A business plan consists of a collection of your visions, your intentions and, ultimately, your decisions. Every successful business starts with a plan.
It doesn’t matter if your business is made up of 100 people or just you. Having a business plan in place that you read often is your map, your GPS to success.
Well-written plans help you answer the questions: What is being built? What do you want your business to look like in one, three or five years? Putting your vision onto paper is powerful.
It is imperative that all business owners have a business plan and review it often — every year, at the very least.
When speaking with business owners, I have found they think a business plan has to be complicated, long and arduous. No. A succinct business plan that is only one page is just as powerful as a 50-page plan, if not more so.
A concise business plan includes five aspects: a vision, a mission, objectives, strategies and an action plan.
Your business vision should answer the question, What are you building? Formulate a statement or two painting a picture of the purpose, design and structure of your business. What is the overall dream you have for your business when it is thriving?
The second aspect is the mission of the business. This short statement communicates your company’s focus. It should answer who the business will serve and what it will do for them. Often, companies post their mission statement in the lobby or front office for everyone to view.
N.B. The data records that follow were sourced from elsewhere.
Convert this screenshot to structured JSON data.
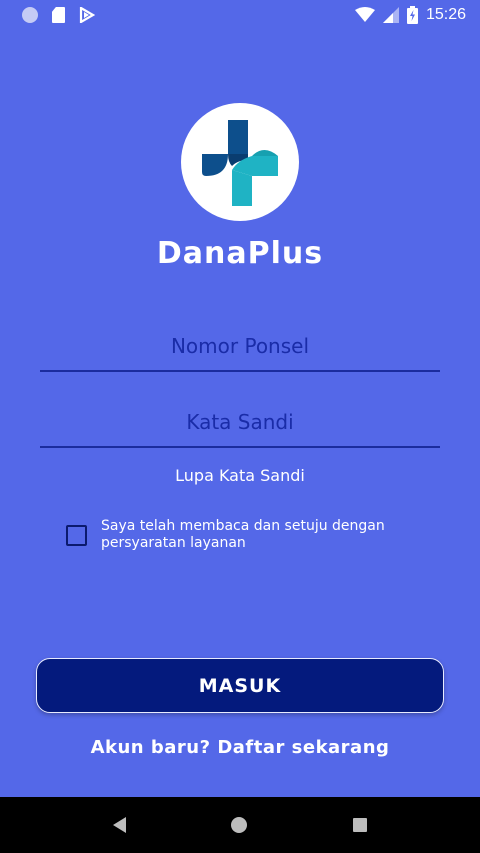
{
  "status_bar": {
    "time": "15:26"
  },
  "app": {
    "name": "DanaPlus"
  },
  "form": {
    "phone_placeholder": "Nomor Ponsel",
    "password_placeholder": "Kata Sandi",
    "forgot_password": "Lupa Kata Sandi",
    "terms_text": "Saya telah membaca dan setuju dengan persyaratan layanan",
    "terms_checked": false,
    "login_label": "MASUK"
  },
  "footer": {
    "register_prompt": "Akun baru?",
    "register_link": "Daftar sekarang"
  },
  "colors": {
    "background": "#5468E8",
    "button": "#041a7d",
    "field_text": "#1a2ca8",
    "logo_dark": "#0d4f8c",
    "logo_teal": "#1fb3c4"
  },
  "icons": {
    "status": [
      "notification-dot-icon",
      "sd-card-icon",
      "app-notification-icon",
      "wifi-icon",
      "signal-icon",
      "battery-icon"
    ],
    "nav": [
      "back-icon",
      "home-icon",
      "recents-icon"
    ]
  }
}
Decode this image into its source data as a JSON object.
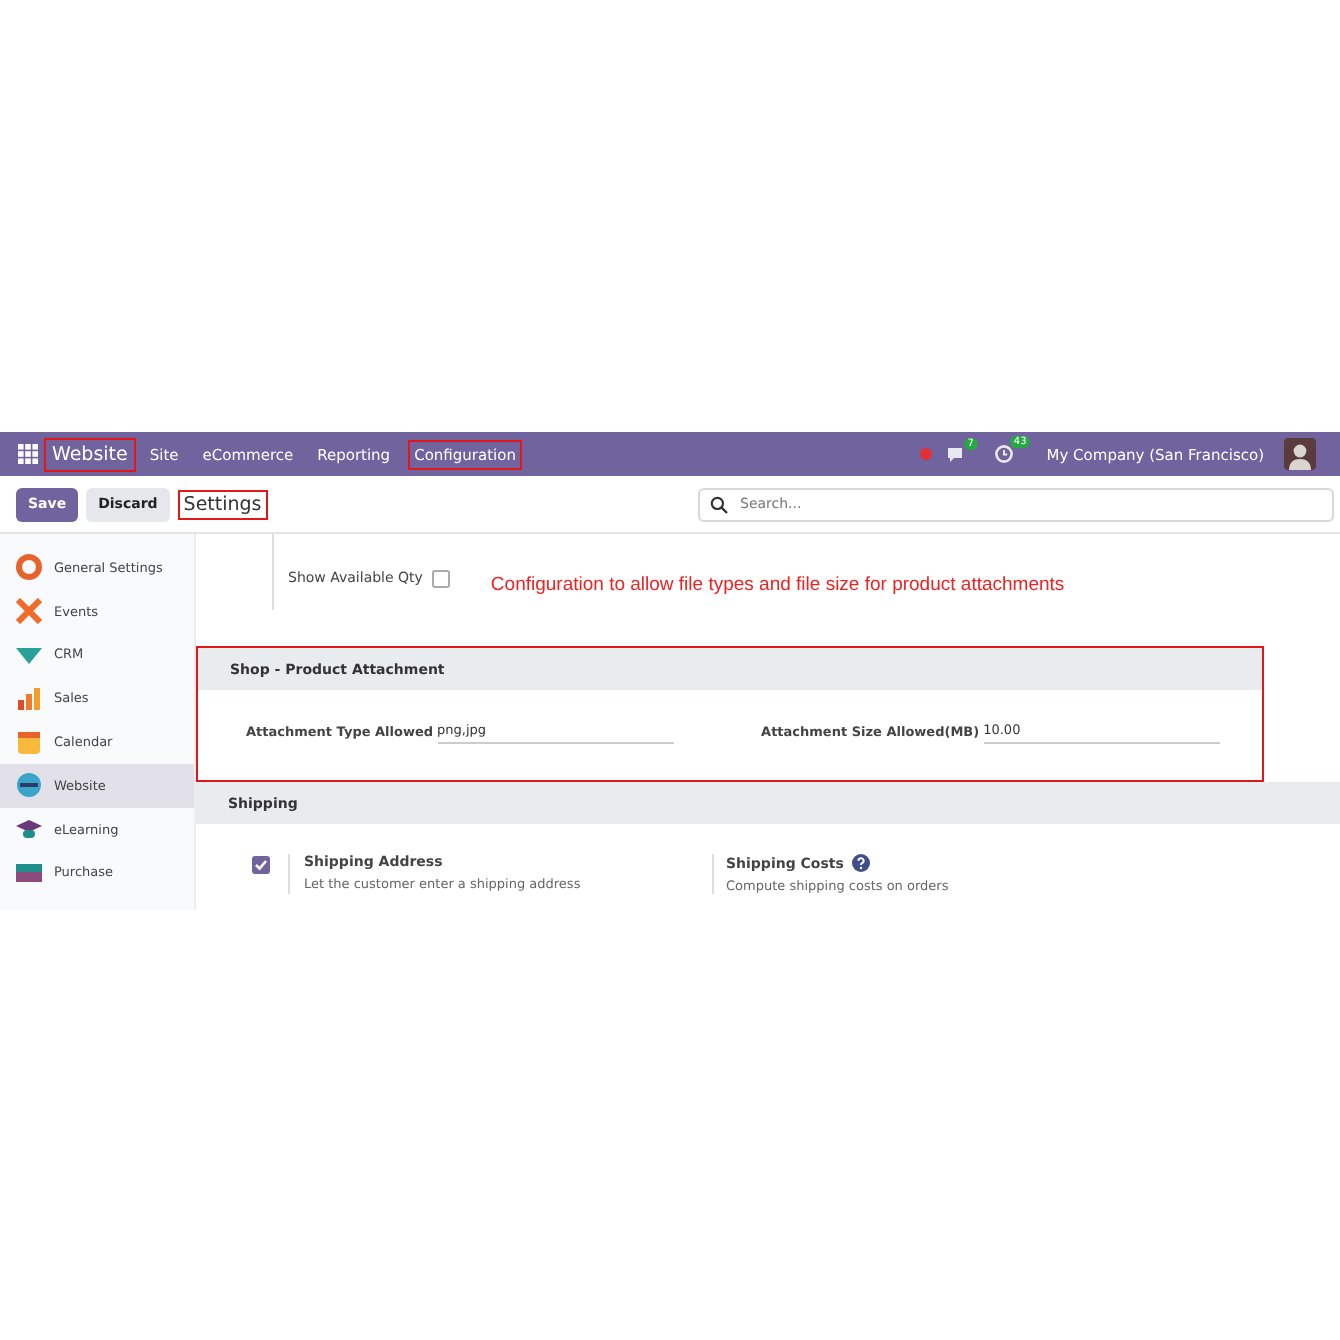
{
  "navbar": {
    "app_name": "Website",
    "app_highlighted": true,
    "menu": [
      {
        "label": "Site",
        "highlighted": false
      },
      {
        "label": "eCommerce",
        "highlighted": false
      },
      {
        "label": "Reporting",
        "highlighted": false
      },
      {
        "label": "Configuration",
        "highlighted": true
      }
    ],
    "messages_count": "7",
    "activities_count": "43",
    "company": "My Company (San Francisco)"
  },
  "control_bar": {
    "buttons": [
      {
        "label": "Save",
        "kind": "primary"
      },
      {
        "label": "Discard",
        "kind": "secondary"
      }
    ],
    "breadcrumb": "Settings",
    "breadcrumb_highlighted": true,
    "search": {
      "placeholder": "Search..."
    }
  },
  "sidebar": {
    "items": [
      {
        "label": "General Settings",
        "selected": false
      },
      {
        "label": "Events",
        "selected": false
      },
      {
        "label": "CRM",
        "selected": false
      },
      {
        "label": "Sales",
        "selected": false
      },
      {
        "label": "Calendar",
        "selected": false
      },
      {
        "label": "Website",
        "selected": true
      },
      {
        "label": "eLearning",
        "selected": false
      },
      {
        "label": "Purchase",
        "selected": false
      }
    ]
  },
  "top_setting": {
    "label": "Show Available Qty",
    "checked": false
  },
  "annotation": "Configuration to allow file types and file size for product attachments",
  "sections": [
    {
      "title": "Shop - Product Attachment",
      "highlighted": true,
      "kind": "fields",
      "fields": [
        {
          "label": "Attachment Type Allowed",
          "value": "png,jpg"
        },
        {
          "label": "Attachment Size Allowed(MB)",
          "value": "10.00"
        }
      ]
    },
    {
      "title": "Shipping",
      "highlighted": false,
      "kind": "settings",
      "settings": [
        {
          "kind": "checkbox",
          "title": "Shipping Address",
          "description": "Let the customer enter a shipping address",
          "checked": true
        },
        {
          "kind": "help",
          "title": "Shipping Costs",
          "description": "Compute shipping costs on orders"
        }
      ]
    }
  ]
}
The objectives of the business should make clear the results you want to achieve in specific, measurable language. Your goals clarify what you are going to do to build the business. Be sure to include the actions you want to take, specific results from those actions and a date to complete each of them. The business objectives should drive the behaviors of everyone helping to build the business.
The next aspect is strategy. Success doesn’t happen by accident; it is planned. A carefully crafted set of strategies is the road map for how you will carry out your objectives and make business decisions.
And the last aspect of your business plan is your action plan. This is not your job description or daily tasks. Your action plan should be made up of business-building projects and programs to implement your strategies and achieve your objectives. This is how you create your overall vision. What work needs to be done to grow the business?
Some parts of your plan will flow together easily. Other parts may take more time, brainstorming and editing.
Ultimately, having a simple plan on paper that you can read daily and review with employees will help to keep you motivated and on track.
Building your business is a marathon, not a sprint. A business plan keeps you moving forward in the right direction.
• Victoria Buckmann has 25 years of sales experience and had a successful corporate career with a Fortune 100 company.